DESCRIPTION OF THE TASK:
Copy whichever lines of the data hold the word "properties".

RECORDS PROVIDED:
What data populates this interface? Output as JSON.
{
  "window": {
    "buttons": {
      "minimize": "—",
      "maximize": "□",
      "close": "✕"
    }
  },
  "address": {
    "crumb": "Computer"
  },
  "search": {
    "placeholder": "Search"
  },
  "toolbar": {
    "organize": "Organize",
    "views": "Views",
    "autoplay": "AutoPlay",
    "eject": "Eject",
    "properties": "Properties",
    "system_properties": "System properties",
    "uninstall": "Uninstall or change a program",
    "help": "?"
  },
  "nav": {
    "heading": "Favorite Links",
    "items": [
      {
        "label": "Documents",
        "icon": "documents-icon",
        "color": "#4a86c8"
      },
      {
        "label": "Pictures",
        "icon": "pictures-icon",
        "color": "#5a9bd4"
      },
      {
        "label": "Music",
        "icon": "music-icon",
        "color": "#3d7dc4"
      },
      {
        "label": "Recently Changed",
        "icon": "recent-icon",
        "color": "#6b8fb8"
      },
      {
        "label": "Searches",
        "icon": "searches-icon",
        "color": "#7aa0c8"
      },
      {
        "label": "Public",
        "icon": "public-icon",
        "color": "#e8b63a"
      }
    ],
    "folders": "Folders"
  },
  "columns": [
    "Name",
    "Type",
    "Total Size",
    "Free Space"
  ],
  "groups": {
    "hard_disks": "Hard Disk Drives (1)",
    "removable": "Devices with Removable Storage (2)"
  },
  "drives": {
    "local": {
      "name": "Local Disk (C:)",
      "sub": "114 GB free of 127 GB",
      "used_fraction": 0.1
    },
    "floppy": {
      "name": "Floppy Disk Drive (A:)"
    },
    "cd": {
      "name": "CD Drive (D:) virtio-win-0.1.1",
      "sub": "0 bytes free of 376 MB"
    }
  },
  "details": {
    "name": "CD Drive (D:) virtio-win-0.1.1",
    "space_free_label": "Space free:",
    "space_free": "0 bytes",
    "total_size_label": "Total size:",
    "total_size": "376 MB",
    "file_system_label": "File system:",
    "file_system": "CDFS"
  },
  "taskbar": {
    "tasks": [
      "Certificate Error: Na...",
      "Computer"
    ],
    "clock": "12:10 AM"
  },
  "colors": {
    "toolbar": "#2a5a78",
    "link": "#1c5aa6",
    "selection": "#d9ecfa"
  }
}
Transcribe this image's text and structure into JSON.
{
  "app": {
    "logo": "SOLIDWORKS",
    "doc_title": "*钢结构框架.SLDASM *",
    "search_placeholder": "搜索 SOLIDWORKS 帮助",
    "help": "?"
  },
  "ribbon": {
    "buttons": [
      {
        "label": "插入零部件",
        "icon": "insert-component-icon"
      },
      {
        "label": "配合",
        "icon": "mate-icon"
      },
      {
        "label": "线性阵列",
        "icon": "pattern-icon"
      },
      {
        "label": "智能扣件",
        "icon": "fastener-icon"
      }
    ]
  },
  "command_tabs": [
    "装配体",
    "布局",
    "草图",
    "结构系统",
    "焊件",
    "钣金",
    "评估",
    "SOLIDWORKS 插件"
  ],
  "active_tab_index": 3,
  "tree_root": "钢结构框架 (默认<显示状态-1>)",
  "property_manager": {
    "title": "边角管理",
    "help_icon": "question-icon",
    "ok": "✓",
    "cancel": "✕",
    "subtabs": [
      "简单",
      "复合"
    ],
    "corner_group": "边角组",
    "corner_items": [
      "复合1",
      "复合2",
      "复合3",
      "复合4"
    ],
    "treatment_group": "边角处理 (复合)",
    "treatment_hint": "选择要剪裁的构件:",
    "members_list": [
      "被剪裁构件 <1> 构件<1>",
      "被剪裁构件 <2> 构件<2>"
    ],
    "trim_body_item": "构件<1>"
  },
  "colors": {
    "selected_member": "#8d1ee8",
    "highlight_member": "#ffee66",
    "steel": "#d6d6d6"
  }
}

SOLUTION TO THIS EXERCISE:
    "properties": "Properties",
    "system_properties": "System properties",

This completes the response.